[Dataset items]
* * * * * * *
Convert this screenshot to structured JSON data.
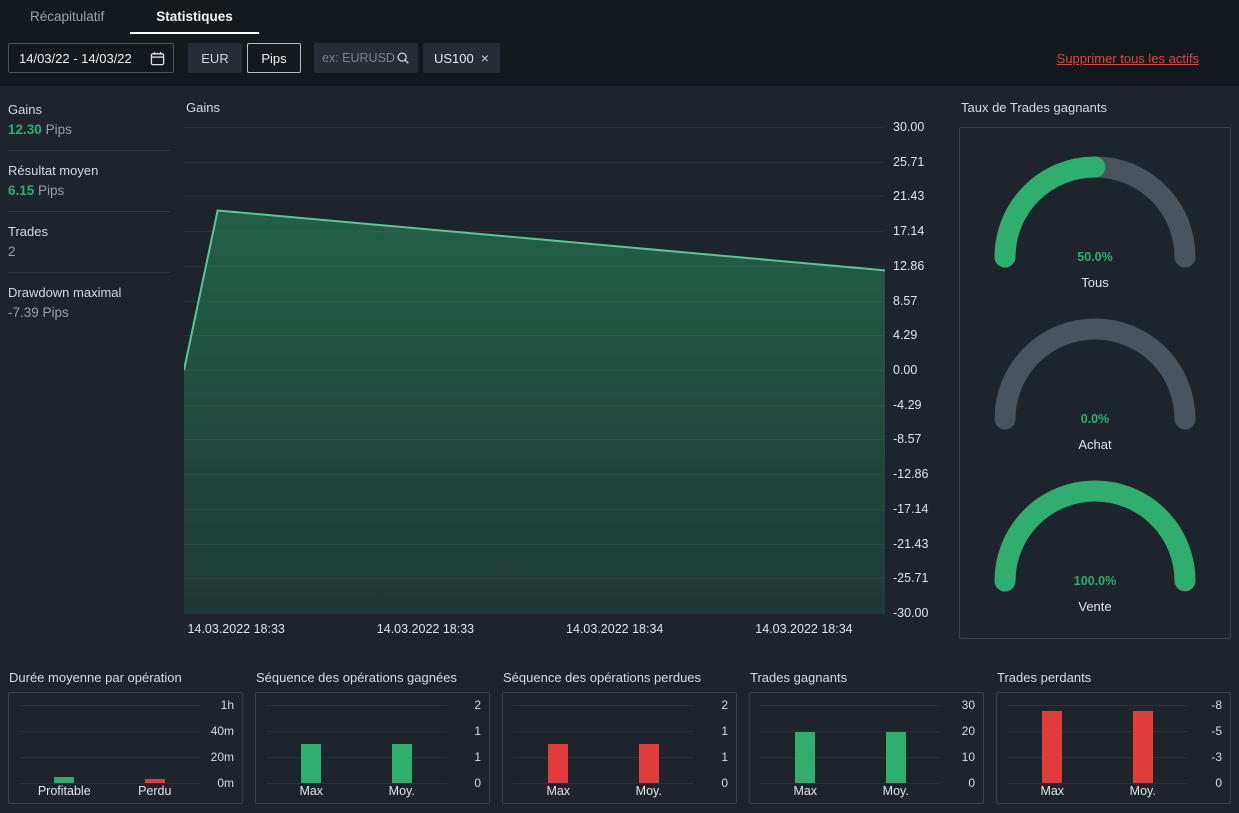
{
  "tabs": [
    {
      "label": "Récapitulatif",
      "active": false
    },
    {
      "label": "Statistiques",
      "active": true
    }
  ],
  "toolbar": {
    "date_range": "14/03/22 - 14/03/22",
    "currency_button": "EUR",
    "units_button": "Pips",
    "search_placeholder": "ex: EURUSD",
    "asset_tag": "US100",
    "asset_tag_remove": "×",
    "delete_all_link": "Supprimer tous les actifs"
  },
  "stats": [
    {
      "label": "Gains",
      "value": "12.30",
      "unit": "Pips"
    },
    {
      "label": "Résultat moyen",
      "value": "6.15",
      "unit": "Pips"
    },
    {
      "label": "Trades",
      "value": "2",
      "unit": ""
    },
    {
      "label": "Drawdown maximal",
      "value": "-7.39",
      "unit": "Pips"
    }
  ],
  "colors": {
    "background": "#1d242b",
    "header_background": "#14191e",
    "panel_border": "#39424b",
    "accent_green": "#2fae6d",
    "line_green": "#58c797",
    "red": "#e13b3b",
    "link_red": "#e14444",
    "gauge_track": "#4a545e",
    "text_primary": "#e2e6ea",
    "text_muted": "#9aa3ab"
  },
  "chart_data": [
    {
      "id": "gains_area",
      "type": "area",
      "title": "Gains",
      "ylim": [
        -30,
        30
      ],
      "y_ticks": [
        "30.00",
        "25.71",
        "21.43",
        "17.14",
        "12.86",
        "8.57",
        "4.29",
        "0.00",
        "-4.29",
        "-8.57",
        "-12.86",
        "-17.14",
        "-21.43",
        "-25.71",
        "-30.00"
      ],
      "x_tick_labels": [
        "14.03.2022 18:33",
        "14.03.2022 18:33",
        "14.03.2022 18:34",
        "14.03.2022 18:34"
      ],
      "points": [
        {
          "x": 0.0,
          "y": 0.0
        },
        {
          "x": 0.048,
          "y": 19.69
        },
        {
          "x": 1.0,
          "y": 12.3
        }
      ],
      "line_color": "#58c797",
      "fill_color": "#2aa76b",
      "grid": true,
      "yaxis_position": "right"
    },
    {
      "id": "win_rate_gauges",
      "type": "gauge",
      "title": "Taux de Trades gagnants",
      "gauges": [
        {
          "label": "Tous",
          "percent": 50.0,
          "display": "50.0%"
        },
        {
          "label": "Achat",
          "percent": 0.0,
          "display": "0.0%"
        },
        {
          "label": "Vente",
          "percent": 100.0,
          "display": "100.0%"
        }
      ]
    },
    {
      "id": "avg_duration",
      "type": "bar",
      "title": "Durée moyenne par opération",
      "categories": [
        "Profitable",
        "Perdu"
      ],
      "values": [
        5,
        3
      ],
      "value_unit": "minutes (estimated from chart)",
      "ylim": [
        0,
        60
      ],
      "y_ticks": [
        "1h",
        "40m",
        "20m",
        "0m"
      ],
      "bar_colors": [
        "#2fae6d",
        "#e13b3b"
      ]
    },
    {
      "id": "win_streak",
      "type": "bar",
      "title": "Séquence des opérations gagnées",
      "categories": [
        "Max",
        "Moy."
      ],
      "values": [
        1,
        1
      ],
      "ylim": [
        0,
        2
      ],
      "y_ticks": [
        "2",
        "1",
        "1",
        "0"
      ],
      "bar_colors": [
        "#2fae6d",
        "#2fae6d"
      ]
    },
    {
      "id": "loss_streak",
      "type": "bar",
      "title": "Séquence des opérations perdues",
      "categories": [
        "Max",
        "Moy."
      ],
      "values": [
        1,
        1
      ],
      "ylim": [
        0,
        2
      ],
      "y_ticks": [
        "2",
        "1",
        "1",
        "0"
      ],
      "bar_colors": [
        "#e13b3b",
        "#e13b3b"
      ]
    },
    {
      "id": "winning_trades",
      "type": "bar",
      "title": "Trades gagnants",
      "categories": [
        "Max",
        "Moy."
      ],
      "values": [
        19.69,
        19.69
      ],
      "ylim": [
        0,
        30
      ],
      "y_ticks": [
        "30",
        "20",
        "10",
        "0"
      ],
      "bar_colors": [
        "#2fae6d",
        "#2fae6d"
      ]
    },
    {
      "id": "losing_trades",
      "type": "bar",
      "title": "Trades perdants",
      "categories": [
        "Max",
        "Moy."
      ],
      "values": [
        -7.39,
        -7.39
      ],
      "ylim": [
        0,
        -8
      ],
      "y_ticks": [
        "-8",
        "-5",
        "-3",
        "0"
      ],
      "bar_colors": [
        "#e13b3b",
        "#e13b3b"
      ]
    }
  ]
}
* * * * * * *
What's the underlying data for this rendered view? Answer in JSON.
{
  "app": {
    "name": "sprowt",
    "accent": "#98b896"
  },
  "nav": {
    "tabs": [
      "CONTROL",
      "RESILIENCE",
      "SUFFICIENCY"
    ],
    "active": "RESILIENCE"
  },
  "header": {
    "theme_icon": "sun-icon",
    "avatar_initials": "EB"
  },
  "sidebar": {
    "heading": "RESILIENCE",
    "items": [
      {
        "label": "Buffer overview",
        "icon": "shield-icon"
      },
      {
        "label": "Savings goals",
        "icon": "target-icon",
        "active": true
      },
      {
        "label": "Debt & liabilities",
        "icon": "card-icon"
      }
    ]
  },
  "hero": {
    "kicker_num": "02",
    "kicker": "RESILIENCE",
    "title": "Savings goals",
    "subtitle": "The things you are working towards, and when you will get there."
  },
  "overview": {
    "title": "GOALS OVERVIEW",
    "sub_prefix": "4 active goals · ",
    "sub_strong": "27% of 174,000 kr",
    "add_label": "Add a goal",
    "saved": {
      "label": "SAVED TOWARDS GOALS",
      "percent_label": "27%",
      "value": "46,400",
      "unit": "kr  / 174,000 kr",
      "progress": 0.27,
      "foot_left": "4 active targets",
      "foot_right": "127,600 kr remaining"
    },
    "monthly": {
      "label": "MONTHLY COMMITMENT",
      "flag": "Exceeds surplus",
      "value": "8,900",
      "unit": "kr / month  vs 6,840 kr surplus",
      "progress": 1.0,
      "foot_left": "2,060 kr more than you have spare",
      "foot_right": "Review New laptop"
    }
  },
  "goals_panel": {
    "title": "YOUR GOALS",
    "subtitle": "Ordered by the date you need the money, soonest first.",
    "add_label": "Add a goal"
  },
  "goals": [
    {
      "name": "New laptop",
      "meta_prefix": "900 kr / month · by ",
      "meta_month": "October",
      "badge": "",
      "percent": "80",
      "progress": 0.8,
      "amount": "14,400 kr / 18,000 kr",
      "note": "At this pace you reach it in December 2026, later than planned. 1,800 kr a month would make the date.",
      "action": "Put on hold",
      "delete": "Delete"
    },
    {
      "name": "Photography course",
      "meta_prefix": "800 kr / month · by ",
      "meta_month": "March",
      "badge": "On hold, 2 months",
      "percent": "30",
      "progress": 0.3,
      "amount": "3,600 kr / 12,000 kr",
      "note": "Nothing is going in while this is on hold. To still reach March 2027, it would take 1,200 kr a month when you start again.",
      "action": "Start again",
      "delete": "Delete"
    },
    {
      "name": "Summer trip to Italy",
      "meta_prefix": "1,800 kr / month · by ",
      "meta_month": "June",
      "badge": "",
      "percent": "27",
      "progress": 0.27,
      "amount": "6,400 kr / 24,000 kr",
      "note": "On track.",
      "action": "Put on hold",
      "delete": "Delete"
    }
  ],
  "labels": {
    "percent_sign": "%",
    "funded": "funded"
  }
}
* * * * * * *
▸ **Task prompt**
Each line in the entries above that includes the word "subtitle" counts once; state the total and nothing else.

▸ **Result**
2